- **About this task**: Report only how many lines of the records contain the word "heading".

- **Available data**:
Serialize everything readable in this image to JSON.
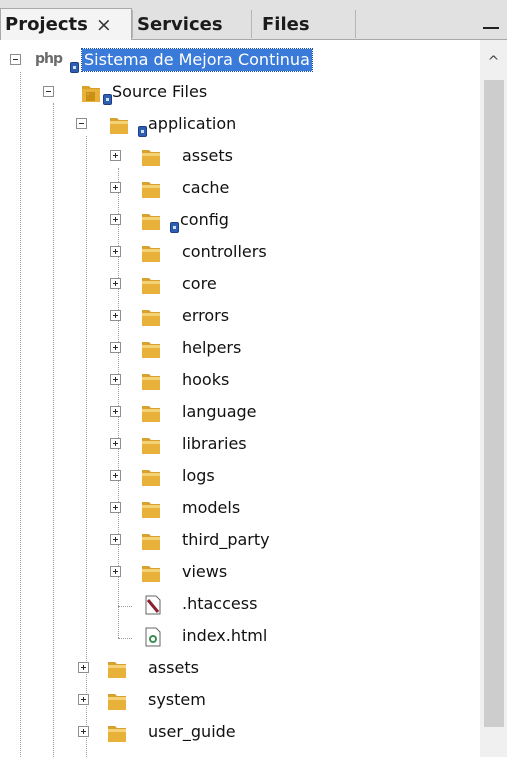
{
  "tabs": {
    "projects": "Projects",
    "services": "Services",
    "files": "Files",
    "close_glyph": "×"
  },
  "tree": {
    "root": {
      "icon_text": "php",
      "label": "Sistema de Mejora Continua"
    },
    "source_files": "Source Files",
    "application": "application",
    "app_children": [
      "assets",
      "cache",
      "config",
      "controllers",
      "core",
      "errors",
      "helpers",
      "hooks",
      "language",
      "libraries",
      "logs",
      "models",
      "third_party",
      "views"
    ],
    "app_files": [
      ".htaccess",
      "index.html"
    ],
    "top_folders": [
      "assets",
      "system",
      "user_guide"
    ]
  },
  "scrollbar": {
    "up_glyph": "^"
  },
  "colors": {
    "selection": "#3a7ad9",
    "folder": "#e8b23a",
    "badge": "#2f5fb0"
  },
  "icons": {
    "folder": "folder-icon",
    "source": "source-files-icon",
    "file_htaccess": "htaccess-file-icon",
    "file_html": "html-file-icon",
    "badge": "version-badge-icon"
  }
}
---
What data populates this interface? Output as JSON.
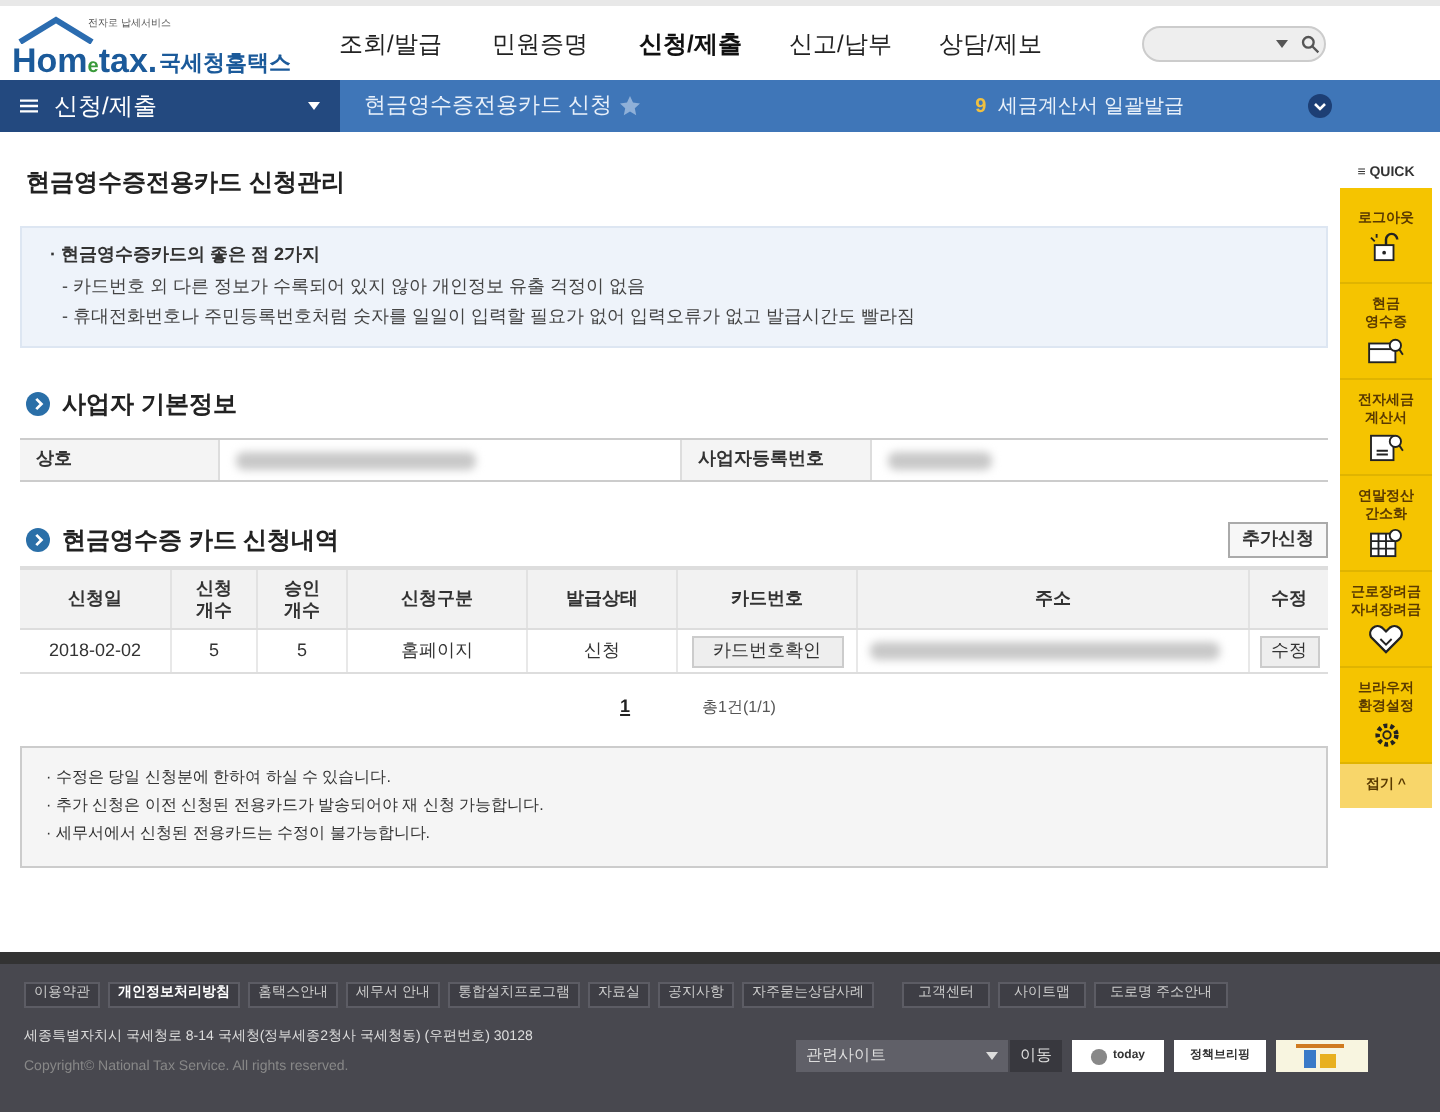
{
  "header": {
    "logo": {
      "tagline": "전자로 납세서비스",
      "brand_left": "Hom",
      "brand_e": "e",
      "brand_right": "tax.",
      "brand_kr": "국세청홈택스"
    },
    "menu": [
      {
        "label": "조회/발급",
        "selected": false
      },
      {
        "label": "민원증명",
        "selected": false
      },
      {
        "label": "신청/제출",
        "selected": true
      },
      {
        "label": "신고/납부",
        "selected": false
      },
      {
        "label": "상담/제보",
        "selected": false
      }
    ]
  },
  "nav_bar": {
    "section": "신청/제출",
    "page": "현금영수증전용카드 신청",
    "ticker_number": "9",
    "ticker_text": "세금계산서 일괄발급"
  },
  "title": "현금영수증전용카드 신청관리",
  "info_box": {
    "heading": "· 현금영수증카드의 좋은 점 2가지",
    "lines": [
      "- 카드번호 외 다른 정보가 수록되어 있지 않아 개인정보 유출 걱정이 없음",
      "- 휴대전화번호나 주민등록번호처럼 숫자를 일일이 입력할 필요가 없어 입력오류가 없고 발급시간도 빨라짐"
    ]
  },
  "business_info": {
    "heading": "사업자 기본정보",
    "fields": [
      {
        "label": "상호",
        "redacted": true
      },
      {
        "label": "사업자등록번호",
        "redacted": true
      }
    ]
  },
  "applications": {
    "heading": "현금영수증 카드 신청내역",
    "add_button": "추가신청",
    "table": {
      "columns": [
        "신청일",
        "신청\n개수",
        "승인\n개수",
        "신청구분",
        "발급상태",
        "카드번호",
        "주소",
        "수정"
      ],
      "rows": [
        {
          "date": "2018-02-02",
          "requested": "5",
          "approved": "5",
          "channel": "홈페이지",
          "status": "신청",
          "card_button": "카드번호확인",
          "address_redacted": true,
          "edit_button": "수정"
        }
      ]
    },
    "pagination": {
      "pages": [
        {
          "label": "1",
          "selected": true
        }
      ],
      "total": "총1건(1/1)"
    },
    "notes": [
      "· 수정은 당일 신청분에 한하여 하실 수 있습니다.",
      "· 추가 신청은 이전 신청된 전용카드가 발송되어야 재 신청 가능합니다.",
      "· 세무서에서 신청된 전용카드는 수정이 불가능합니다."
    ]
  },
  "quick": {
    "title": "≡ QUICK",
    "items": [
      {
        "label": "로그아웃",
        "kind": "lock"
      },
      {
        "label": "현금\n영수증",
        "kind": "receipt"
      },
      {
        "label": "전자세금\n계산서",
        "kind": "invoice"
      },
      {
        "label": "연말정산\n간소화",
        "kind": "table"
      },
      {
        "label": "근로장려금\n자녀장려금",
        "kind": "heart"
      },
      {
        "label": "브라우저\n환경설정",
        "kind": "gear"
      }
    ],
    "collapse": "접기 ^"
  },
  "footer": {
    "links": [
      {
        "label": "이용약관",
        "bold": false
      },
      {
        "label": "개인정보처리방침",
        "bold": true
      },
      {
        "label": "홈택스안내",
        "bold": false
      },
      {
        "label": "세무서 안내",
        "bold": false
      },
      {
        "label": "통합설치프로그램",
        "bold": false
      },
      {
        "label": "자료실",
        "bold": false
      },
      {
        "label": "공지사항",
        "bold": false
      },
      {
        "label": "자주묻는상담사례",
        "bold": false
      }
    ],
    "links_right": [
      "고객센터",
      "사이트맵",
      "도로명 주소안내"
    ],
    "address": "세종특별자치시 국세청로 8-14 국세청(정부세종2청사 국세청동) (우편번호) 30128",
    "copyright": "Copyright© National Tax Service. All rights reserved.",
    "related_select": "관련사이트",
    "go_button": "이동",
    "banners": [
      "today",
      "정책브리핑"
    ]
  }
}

- **Task result**: 3